[Materials provided — start]
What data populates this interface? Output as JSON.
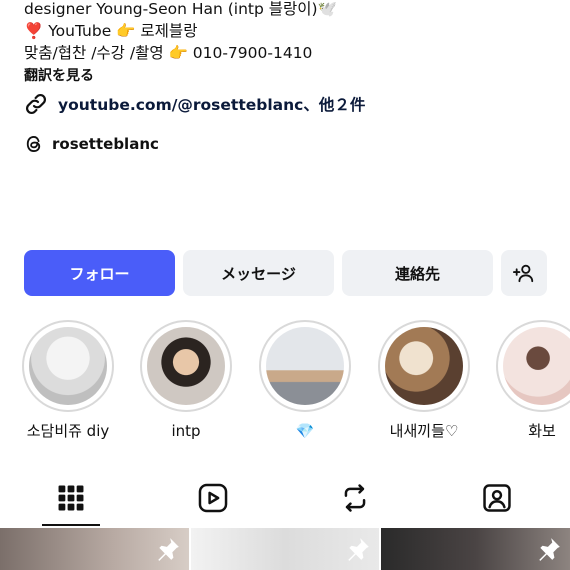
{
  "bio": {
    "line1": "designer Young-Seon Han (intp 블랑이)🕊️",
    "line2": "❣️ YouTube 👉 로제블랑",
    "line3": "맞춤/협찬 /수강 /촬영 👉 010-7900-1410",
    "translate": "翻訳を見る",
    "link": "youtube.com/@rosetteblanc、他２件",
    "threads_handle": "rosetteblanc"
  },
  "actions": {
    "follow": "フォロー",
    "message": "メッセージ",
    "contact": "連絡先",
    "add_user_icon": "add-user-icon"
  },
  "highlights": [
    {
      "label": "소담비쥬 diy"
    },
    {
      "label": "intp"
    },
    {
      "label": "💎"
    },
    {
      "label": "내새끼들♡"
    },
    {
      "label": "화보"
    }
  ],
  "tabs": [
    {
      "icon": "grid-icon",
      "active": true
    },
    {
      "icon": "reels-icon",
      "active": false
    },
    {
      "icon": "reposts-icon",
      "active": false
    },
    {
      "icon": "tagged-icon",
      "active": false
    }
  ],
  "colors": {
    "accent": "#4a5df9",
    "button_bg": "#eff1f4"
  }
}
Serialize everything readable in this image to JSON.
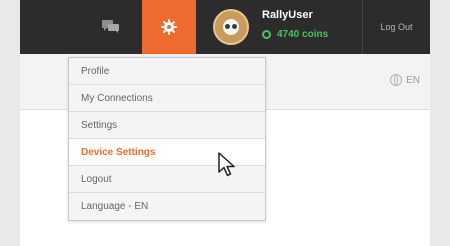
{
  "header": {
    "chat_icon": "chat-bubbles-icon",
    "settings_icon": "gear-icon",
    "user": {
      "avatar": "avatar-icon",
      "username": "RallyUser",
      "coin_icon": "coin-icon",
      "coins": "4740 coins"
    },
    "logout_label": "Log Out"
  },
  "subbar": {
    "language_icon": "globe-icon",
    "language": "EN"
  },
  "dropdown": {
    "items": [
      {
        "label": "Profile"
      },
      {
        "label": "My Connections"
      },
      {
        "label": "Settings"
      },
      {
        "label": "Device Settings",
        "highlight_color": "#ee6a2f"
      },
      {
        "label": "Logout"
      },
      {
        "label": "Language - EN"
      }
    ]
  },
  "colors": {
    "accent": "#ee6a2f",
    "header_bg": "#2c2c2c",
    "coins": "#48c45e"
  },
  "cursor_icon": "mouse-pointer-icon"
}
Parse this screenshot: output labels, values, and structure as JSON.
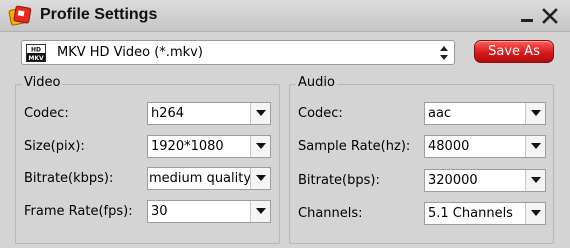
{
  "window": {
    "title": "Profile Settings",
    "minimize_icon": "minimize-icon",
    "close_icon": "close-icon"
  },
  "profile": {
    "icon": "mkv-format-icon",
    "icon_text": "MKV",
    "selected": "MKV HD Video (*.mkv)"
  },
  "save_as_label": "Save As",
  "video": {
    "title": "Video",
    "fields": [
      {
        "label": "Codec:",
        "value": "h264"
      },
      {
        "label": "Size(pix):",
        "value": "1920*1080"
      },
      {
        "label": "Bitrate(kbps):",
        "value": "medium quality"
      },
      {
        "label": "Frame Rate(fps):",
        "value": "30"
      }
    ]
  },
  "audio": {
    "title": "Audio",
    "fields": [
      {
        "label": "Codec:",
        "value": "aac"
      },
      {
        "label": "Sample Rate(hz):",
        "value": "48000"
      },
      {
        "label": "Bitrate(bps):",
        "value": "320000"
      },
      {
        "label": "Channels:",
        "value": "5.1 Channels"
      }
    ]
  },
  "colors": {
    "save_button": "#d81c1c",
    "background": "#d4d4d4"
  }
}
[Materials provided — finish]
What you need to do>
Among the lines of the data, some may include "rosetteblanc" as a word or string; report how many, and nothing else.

Response to this exercise>
2